 - July 27, 2011, 6:20 AM

A report by the Transportation Department’s inspector general determined that the three-year 2009 collective bargaining agreement (CBA) between the FAA and the National Air Traffic Controllers Association (Natca) will cost the FAA $669 million more than it would have cost to extend an earlier agreement that was signed in 2006.

The Office of the Inspector General (OIG) found that while the FAA’s approach to developing this estimate appears to be reasonable, it includes several provisions that could escalate costs beyond the already high projection.

Similar provisions in the 1998 FAA/Natca agreement led to significant additional costs. The FAA’s initial cost estimate for the 1998 agreement was $200 million, but the agreement eventually required more than $1 billion in additional funds.

These overruns spurred House Transportation and Infrastructure Committee chairman John Mica (R-Fla.) to request that the OIG review the costs associated with the three-year 2009 agreement to ensure they will be controlled and remain within the FAA’s estimates.

Preventing Cost Overruns

According to the OIG, the objectives of its audit were to evaluate the accuracy and completeness of the FAA’s cost estimate of the new contract, identify contract provisions that could escalate costs and determine if the agency has sufficient controls in place to prevent cost escalations.

“I requested that the DOT issue this report so that we can avoid repeating past mistakes that led to the outrageous costs associated with the 1998 collective bargaining agreement,” said Mica. “With this report, the FAA has been given fair warning that it must closely oversee the use of taxpayer money and put controls in place to avoid another $1 billion bill that we can ill afford. It is crucial that we do all we can to protect the American taxpayer and ensure that those cost overruns are not repeated with the current agreement.”

Also included in the IG’s report are recommendations to the FAA to update the cost estimate of the 2009 CBA annually to reflect any changes in the underlying assumptions and incorporate it into its annual budget request. The OIG included this recommendation because the FAA’s personnel costs under the 2009 contract were $14 million higher than the agency initially estimated for the first year of the pact.

“The 2009 CBA is the first successfully negotiated CBA since a five-year agreement ratified in 1998, which was associated with significant cost overruns,” the report summarized. “The FAA estimates the 2009 agreement will cost $669 million more than extending the controller work rules that were in place before the 2009 agreement.”

The OIG found that while the FAA’s methodology for developing this estimate appears to be reasonable, it includes several assumptions that might increase total costs, such as the rate at which veteran controllers retire.

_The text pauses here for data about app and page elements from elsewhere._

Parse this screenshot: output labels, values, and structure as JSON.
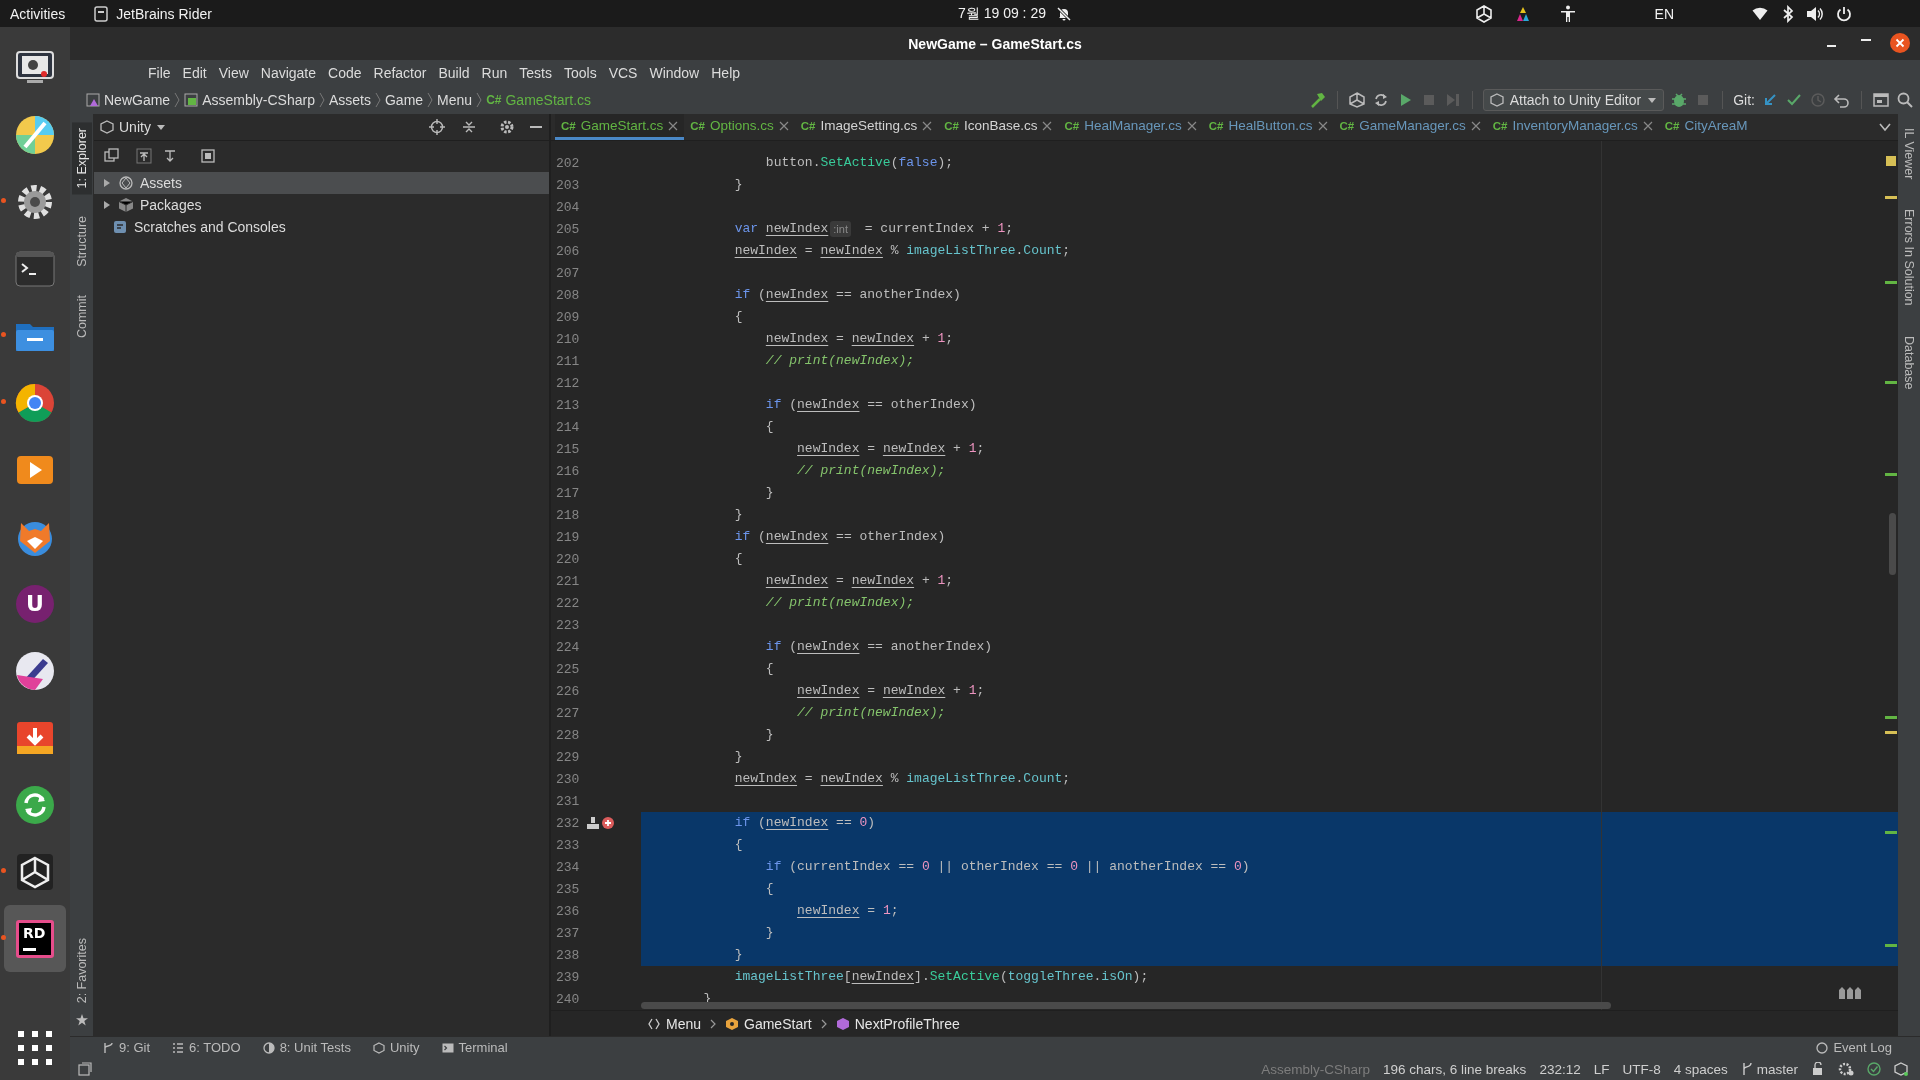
{
  "top_bar": {
    "activities": "Activities",
    "app": "JetBrains Rider",
    "clock": "7월 19 09 : 29",
    "language": "EN"
  },
  "dock": [
    {
      "running": false,
      "selected": false
    },
    {
      "running": false,
      "selected": false
    },
    {
      "running": true,
      "selected": false
    },
    {
      "running": false,
      "selected": false
    },
    {
      "running": true,
      "selected": false
    },
    {
      "running": true,
      "selected": false
    },
    {
      "running": false,
      "selected": false
    },
    {
      "running": false,
      "selected": false
    },
    {
      "running": false,
      "selected": false,
      "glyph": "U"
    },
    {
      "running": false,
      "selected": false
    },
    {
      "running": false,
      "selected": false
    },
    {
      "running": false,
      "selected": false
    },
    {
      "running": true,
      "selected": false
    },
    {
      "running": true,
      "selected": true,
      "glyph": "RD"
    }
  ],
  "window": {
    "title": "NewGame – GameStart.cs"
  },
  "menu": [
    "File",
    "Edit",
    "View",
    "Navigate",
    "Code",
    "Refactor",
    "Build",
    "Run",
    "Tests",
    "Tools",
    "VCS",
    "Window",
    "Help"
  ],
  "nav_path": [
    {
      "label": "NewGame"
    },
    {
      "label": "Assembly-CSharp"
    },
    {
      "label": "Assets"
    },
    {
      "label": "Game"
    },
    {
      "label": "Menu"
    },
    {
      "label": "GameStart.cs",
      "badge": "C#"
    }
  ],
  "run_config": "Attach to Unity Editor",
  "git_label": "Git:",
  "left_tool_tabs": [
    {
      "label": "1: Explorer",
      "selected": true
    },
    {
      "label": "Structure",
      "selected": false
    },
    {
      "label": "Commit",
      "selected": false
    }
  ],
  "left_bottom_tabs": [
    {
      "label": "2: Favorites",
      "selected": false
    }
  ],
  "explorer": {
    "view": "Unity",
    "tree": [
      {
        "label": "Assets",
        "expanded": false,
        "selected": true
      },
      {
        "label": "Packages",
        "expanded": false,
        "selected": false
      },
      {
        "label": "Scratches and Consoles",
        "selected": false
      }
    ]
  },
  "editor_tabs": [
    {
      "badge": "C#",
      "label": "GameStart.cs",
      "selected": true,
      "color": "#62b543"
    },
    {
      "badge": "C#",
      "label": "Options.cs",
      "selected": false,
      "color": "#62b543"
    },
    {
      "badge": "C#",
      "label": "ImageSetting.cs",
      "selected": false,
      "color": "#d4d4d4"
    },
    {
      "badge": "C#",
      "label": "IconBase.cs",
      "selected": false,
      "color": "#d4d4d4"
    },
    {
      "badge": "C#",
      "label": "HealManager.cs",
      "selected": false,
      "color": "#6897bb"
    },
    {
      "badge": "C#",
      "label": "HealButton.cs",
      "selected": false,
      "color": "#6897bb"
    },
    {
      "badge": "C#",
      "label": "GameManager.cs",
      "selected": false,
      "color": "#6897bb"
    },
    {
      "badge": "C#",
      "label": "InventoryManager.cs",
      "selected": false,
      "color": "#6897bb"
    },
    {
      "badge": "C#",
      "label": "CityAreaM",
      "selected": false,
      "color": "#6897bb"
    }
  ],
  "code_lines": [
    {
      "number": "202",
      "selected": false,
      "marked": false,
      "tokens": [
        {
          "kind": "p",
          "text": "                button."
        },
        {
          "kind": "m",
          "text": "SetActive"
        },
        {
          "kind": "p",
          "text": "("
        },
        {
          "kind": "k",
          "text": "false"
        },
        {
          "kind": "p",
          "text": ");"
        }
      ]
    },
    {
      "number": "203",
      "selected": false,
      "marked": false,
      "tokens": [
        {
          "kind": "p",
          "text": "            }"
        }
      ]
    },
    {
      "number": "204",
      "selected": false,
      "marked": false
    },
    {
      "number": "205",
      "selected": false,
      "marked": false,
      "tokens": [
        {
          "kind": "k",
          "text": "            var"
        },
        {
          "kind": "u",
          "text": " newIndex"
        },
        {
          "kind": "h",
          "text": ":int"
        },
        {
          "kind": "p",
          "text": " = currentIndex + "
        },
        {
          "kind": "n",
          "text": "1"
        },
        {
          "kind": "p",
          "text": ";"
        }
      ]
    },
    {
      "number": "206",
      "selected": false,
      "marked": false,
      "tokens": [
        {
          "kind": "u",
          "text": "            newIndex"
        },
        {
          "kind": "p",
          "text": " = "
        },
        {
          "kind": "u",
          "text": "newIndex"
        },
        {
          "kind": "p",
          "text": " % "
        },
        {
          "kind": "f",
          "text": "imageListThree"
        },
        {
          "kind": "p",
          "text": "."
        },
        {
          "kind": "f",
          "text": "Count"
        },
        {
          "kind": "p",
          "text": ";"
        }
      ]
    },
    {
      "number": "207",
      "selected": false,
      "marked": false
    },
    {
      "number": "208",
      "selected": false,
      "marked": false,
      "tokens": [
        {
          "kind": "k",
          "text": "            if"
        },
        {
          "kind": "p",
          "text": " ("
        },
        {
          "kind": "u",
          "text": "newIndex"
        },
        {
          "kind": "p",
          "text": " == anotherIndex)"
        }
      ]
    },
    {
      "number": "209",
      "selected": false,
      "marked": false,
      "tokens": [
        {
          "kind": "p",
          "text": "            {"
        }
      ]
    },
    {
      "number": "210",
      "selected": false,
      "marked": false,
      "tokens": [
        {
          "kind": "u",
          "text": "                newIndex"
        },
        {
          "kind": "p",
          "text": " = "
        },
        {
          "kind": "u",
          "text": "newIndex"
        },
        {
          "kind": "p",
          "text": " + "
        },
        {
          "kind": "n",
          "text": "1"
        },
        {
          "kind": "p",
          "text": ";"
        }
      ]
    },
    {
      "number": "211",
      "selected": false,
      "marked": false,
      "tokens": [
        {
          "kind": "c",
          "text": "                // print(newIndex);"
        }
      ]
    },
    {
      "number": "212",
      "selected": false,
      "marked": false
    },
    {
      "number": "213",
      "selected": false,
      "marked": false,
      "tokens": [
        {
          "kind": "k",
          "text": "                if"
        },
        {
          "kind": "p",
          "text": " ("
        },
        {
          "kind": "u",
          "text": "newIndex"
        },
        {
          "kind": "p",
          "text": " == otherIndex)"
        }
      ]
    },
    {
      "number": "214",
      "selected": false,
      "marked": false,
      "tokens": [
        {
          "kind": "p",
          "text": "                {"
        }
      ]
    },
    {
      "number": "215",
      "selected": false,
      "marked": false,
      "tokens": [
        {
          "kind": "u",
          "text": "                    newIndex"
        },
        {
          "kind": "p",
          "text": " = "
        },
        {
          "kind": "u",
          "text": "newIndex"
        },
        {
          "kind": "p",
          "text": " + "
        },
        {
          "kind": "n",
          "text": "1"
        },
        {
          "kind": "p",
          "text": ";"
        }
      ]
    },
    {
      "number": "216",
      "selected": false,
      "marked": false,
      "tokens": [
        {
          "kind": "c",
          "text": "                    // print(newIndex);"
        }
      ]
    },
    {
      "number": "217",
      "selected": false,
      "marked": false,
      "tokens": [
        {
          "kind": "p",
          "text": "                }"
        }
      ]
    },
    {
      "number": "218",
      "selected": false,
      "marked": false,
      "tokens": [
        {
          "kind": "p",
          "text": "            }"
        }
      ]
    },
    {
      "number": "219",
      "selected": false,
      "marked": false,
      "tokens": [
        {
          "kind": "k",
          "text": "            if"
        },
        {
          "kind": "p",
          "text": " ("
        },
        {
          "kind": "u",
          "text": "newIndex"
        },
        {
          "kind": "p",
          "text": " == otherIndex)"
        }
      ]
    },
    {
      "number": "220",
      "selected": false,
      "marked": false,
      "tokens": [
        {
          "kind": "p",
          "text": "            {"
        }
      ]
    },
    {
      "number": "221",
      "selected": false,
      "marked": false,
      "tokens": [
        {
          "kind": "u",
          "text": "                newIndex"
        },
        {
          "kind": "p",
          "text": " = "
        },
        {
          "kind": "u",
          "text": "newIndex"
        },
        {
          "kind": "p",
          "text": " + "
        },
        {
          "kind": "n",
          "text": "1"
        },
        {
          "kind": "p",
          "text": ";"
        }
      ]
    },
    {
      "number": "222",
      "selected": false,
      "marked": false,
      "tokens": [
        {
          "kind": "c",
          "text": "                // print(newIndex);"
        }
      ]
    },
    {
      "number": "223",
      "selected": false,
      "marked": false
    },
    {
      "number": "224",
      "selected": false,
      "marked": false,
      "tokens": [
        {
          "kind": "k",
          "text": "                if"
        },
        {
          "kind": "p",
          "text": " ("
        },
        {
          "kind": "u",
          "text": "newIndex"
        },
        {
          "kind": "p",
          "text": " == anotherIndex)"
        }
      ]
    },
    {
      "number": "225",
      "selected": false,
      "marked": false,
      "tokens": [
        {
          "kind": "p",
          "text": "                {"
        }
      ]
    },
    {
      "number": "226",
      "selected": false,
      "marked": false,
      "tokens": [
        {
          "kind": "u",
          "text": "                    newIndex"
        },
        {
          "kind": "p",
          "text": " = "
        },
        {
          "kind": "u",
          "text": "newIndex"
        },
        {
          "kind": "p",
          "text": " + "
        },
        {
          "kind": "n",
          "text": "1"
        },
        {
          "kind": "p",
          "text": ";"
        }
      ]
    },
    {
      "number": "227",
      "selected": false,
      "marked": false,
      "tokens": [
        {
          "kind": "c",
          "text": "                    // print(newIndex);"
        }
      ]
    },
    {
      "number": "228",
      "selected": false,
      "marked": false,
      "tokens": [
        {
          "kind": "p",
          "text": "                }"
        }
      ]
    },
    {
      "number": "229",
      "selected": false,
      "marked": false,
      "tokens": [
        {
          "kind": "p",
          "text": "            }"
        }
      ]
    },
    {
      "number": "230",
      "selected": false,
      "marked": false,
      "tokens": [
        {
          "kind": "u",
          "text": "            newIndex"
        },
        {
          "kind": "p",
          "text": " = "
        },
        {
          "kind": "u",
          "text": "newIndex"
        },
        {
          "kind": "p",
          "text": " % "
        },
        {
          "kind": "f",
          "text": "imageListThree"
        },
        {
          "kind": "p",
          "text": "."
        },
        {
          "kind": "f",
          "text": "Count"
        },
        {
          "kind": "p",
          "text": ";"
        }
      ]
    },
    {
      "number": "231",
      "selected": false,
      "marked": false
    },
    {
      "number": "232",
      "selected": true,
      "marked": true,
      "tokens": [
        {
          "kind": "k",
          "text": "            if"
        },
        {
          "kind": "p",
          "text": " ("
        },
        {
          "kind": "u",
          "text": "newIndex"
        },
        {
          "kind": "p",
          "text": " == "
        },
        {
          "kind": "n",
          "text": "0"
        },
        {
          "kind": "p",
          "text": ")"
        }
      ]
    },
    {
      "number": "233",
      "selected": true,
      "marked": false,
      "tokens": [
        {
          "kind": "p",
          "text": "            {"
        }
      ]
    },
    {
      "number": "234",
      "selected": true,
      "marked": false,
      "tokens": [
        {
          "kind": "k",
          "text": "                if"
        },
        {
          "kind": "p",
          "text": " (currentIndex == "
        },
        {
          "kind": "n",
          "text": "0"
        },
        {
          "kind": "p",
          "text": " || otherIndex == "
        },
        {
          "kind": "n",
          "text": "0"
        },
        {
          "kind": "p",
          "text": " || anotherIndex == "
        },
        {
          "kind": "n",
          "text": "0"
        },
        {
          "kind": "p",
          "text": ")"
        }
      ]
    },
    {
      "number": "235",
      "selected": true,
      "marked": false,
      "tokens": [
        {
          "kind": "p",
          "text": "                {"
        }
      ]
    },
    {
      "number": "236",
      "selected": true,
      "marked": false,
      "tokens": [
        {
          "kind": "u",
          "text": "                    newIndex"
        },
        {
          "kind": "p",
          "text": " = "
        },
        {
          "kind": "n",
          "text": "1"
        },
        {
          "kind": "p",
          "text": ";"
        }
      ]
    },
    {
      "number": "237",
      "selected": true,
      "marked": false,
      "tokens": [
        {
          "kind": "p",
          "text": "                }"
        }
      ]
    },
    {
      "number": "238",
      "selected": true,
      "marked": false,
      "tokens": [
        {
          "kind": "p",
          "text": "            }"
        }
      ]
    },
    {
      "number": "239",
      "selected": false,
      "marked": false,
      "tokens": [
        {
          "kind": "f",
          "text": "            imageListThree"
        },
        {
          "kind": "p",
          "text": "["
        },
        {
          "kind": "u",
          "text": "newIndex"
        },
        {
          "kind": "p",
          "text": "]."
        },
        {
          "kind": "m",
          "text": "SetActive"
        },
        {
          "kind": "p",
          "text": "("
        },
        {
          "kind": "f",
          "text": "toggleThree"
        },
        {
          "kind": "p",
          "text": "."
        },
        {
          "kind": "f",
          "text": "isOn"
        },
        {
          "kind": "p",
          "text": ");"
        }
      ]
    },
    {
      "number": "240",
      "selected": false,
      "marked": false,
      "tokens": [
        {
          "kind": "p",
          "text": "        }"
        }
      ]
    }
  ],
  "breadcrumbs": [
    "Menu",
    "GameStart",
    "NextProfileThree"
  ],
  "right_tool_tabs": [
    "IL Viewer",
    "Errors In Solution",
    "Database"
  ],
  "tool_windows": [
    "9: Git",
    "6: TODO",
    "8: Unit Tests",
    "Unity",
    "Terminal"
  ],
  "event_log": "Event Log",
  "status": [
    {
      "text": "Assembly-CSharp",
      "disabled": true
    },
    {
      "text": "196 chars, 6 line breaks",
      "disabled": false
    },
    {
      "text": "232:12",
      "disabled": false
    },
    {
      "text": "LF",
      "disabled": false
    },
    {
      "text": "UTF-8",
      "disabled": false
    },
    {
      "text": "4 spaces",
      "disabled": false
    },
    {
      "text": "master",
      "disabled": false
    }
  ]
}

“There are also some provisions in the 2009 CBA that could escalate costs beyond the FAA’s estimate, including negotiated memoranda of understanding (MOU),” the auditors determined. “While the FAA established controls in 2003 to prevent additional costs with MOUs, we found that those controls are insufficient and that agency personnel do not consistently adhere to them.”

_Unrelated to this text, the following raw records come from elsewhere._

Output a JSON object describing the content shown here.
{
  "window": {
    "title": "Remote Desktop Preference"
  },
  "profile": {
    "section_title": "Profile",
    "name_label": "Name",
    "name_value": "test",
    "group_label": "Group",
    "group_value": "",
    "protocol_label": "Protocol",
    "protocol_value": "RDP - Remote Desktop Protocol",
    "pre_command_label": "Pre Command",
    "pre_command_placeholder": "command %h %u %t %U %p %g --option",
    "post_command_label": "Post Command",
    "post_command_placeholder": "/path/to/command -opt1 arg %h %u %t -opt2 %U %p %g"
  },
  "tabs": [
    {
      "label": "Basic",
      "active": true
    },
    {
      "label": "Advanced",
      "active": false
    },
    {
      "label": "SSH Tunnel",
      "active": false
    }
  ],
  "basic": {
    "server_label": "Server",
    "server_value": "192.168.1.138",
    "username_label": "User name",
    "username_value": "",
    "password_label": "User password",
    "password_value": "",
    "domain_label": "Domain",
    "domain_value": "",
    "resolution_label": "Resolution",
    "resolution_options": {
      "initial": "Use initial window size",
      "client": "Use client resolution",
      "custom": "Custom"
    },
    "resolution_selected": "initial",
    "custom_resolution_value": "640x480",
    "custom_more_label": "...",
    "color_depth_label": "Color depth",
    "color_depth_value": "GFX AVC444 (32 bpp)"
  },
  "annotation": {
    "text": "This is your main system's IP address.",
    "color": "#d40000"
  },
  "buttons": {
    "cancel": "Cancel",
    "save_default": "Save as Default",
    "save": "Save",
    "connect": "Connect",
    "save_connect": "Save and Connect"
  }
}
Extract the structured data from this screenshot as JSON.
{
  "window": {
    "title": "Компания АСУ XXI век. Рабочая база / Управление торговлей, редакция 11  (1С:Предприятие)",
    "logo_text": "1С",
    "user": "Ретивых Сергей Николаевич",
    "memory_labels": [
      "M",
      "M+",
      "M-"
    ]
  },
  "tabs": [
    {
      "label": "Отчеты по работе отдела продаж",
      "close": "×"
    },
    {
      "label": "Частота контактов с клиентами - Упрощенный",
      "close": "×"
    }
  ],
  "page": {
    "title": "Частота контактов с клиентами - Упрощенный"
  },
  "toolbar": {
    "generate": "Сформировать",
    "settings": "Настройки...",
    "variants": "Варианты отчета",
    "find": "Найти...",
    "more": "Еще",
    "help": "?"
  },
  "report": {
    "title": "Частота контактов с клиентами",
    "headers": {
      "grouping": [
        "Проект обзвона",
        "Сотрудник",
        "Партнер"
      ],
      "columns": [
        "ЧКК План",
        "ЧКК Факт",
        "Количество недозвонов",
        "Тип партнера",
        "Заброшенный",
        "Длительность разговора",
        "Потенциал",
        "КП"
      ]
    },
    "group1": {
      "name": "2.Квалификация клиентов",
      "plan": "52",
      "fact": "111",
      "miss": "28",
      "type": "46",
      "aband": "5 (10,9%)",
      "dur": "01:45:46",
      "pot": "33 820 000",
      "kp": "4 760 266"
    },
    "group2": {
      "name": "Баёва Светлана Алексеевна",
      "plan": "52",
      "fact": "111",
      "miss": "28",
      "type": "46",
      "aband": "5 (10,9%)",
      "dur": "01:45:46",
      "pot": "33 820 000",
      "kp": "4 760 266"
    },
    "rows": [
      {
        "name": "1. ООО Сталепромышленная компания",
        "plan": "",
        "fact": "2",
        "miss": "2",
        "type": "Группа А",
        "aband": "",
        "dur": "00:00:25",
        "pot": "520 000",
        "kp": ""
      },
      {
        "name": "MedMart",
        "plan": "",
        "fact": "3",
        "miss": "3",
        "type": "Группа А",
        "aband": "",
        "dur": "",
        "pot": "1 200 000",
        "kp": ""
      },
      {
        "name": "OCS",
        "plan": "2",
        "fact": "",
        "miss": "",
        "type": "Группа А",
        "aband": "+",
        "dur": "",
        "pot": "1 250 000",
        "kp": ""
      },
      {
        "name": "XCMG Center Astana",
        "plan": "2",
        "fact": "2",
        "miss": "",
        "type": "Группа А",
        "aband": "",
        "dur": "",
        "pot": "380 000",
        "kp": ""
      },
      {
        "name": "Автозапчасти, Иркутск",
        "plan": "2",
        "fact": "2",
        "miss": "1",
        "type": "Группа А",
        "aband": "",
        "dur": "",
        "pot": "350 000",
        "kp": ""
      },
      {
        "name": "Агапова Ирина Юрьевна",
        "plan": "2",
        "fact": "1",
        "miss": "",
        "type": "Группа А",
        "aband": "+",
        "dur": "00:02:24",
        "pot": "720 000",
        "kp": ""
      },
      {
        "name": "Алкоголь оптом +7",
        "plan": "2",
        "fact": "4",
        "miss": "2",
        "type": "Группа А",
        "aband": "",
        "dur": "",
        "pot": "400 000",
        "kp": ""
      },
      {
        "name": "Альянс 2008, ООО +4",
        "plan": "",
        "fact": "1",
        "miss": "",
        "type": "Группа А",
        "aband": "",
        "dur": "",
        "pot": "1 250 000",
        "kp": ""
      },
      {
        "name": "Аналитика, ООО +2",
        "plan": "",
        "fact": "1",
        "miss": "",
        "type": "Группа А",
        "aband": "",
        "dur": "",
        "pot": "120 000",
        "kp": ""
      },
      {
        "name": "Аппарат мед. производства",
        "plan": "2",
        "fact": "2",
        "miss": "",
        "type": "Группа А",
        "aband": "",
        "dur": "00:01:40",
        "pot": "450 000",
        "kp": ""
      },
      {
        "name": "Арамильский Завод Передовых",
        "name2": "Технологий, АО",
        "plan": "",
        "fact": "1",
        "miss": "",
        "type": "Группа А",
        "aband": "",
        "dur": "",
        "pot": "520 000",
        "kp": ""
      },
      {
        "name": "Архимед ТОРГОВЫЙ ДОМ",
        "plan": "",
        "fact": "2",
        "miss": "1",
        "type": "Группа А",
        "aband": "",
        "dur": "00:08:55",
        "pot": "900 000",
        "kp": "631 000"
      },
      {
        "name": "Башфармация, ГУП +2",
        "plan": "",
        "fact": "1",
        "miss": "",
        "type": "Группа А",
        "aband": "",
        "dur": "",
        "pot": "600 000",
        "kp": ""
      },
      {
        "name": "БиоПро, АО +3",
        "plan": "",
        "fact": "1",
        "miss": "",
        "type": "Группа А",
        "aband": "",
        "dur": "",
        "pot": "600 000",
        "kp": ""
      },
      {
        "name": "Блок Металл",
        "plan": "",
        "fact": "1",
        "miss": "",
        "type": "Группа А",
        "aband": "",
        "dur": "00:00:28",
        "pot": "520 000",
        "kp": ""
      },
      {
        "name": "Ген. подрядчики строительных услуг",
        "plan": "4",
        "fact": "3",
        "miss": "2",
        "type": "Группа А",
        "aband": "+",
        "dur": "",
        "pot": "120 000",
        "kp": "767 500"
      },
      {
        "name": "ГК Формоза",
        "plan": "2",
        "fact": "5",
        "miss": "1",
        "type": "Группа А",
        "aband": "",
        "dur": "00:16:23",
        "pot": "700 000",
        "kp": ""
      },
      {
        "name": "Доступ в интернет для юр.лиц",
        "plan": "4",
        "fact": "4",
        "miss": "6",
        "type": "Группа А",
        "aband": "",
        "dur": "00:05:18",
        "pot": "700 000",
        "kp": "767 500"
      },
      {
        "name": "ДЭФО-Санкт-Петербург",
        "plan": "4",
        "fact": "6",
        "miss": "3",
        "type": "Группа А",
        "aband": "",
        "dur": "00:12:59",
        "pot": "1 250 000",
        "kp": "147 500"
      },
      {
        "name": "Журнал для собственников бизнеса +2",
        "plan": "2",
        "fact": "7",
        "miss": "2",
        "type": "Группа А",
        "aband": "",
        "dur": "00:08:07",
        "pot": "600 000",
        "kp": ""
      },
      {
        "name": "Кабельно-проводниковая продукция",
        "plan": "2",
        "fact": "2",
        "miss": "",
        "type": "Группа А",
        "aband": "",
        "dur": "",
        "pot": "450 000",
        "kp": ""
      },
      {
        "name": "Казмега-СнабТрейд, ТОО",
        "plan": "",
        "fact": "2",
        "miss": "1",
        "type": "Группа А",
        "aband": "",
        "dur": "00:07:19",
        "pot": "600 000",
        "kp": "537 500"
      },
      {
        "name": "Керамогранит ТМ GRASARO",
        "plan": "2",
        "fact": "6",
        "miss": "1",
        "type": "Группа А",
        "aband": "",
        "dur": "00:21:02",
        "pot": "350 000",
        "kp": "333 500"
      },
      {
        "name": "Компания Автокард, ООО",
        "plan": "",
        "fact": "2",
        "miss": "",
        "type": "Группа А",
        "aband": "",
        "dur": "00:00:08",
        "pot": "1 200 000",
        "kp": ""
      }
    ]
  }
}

The report made four recommendations to help the FAA ensure its internal control policies are sufficient to prevent cost escalations. “The FAA concurred with or met the intent of our recommendations, and we consider them resolved pending completion of planned actions,” the DOT IG said.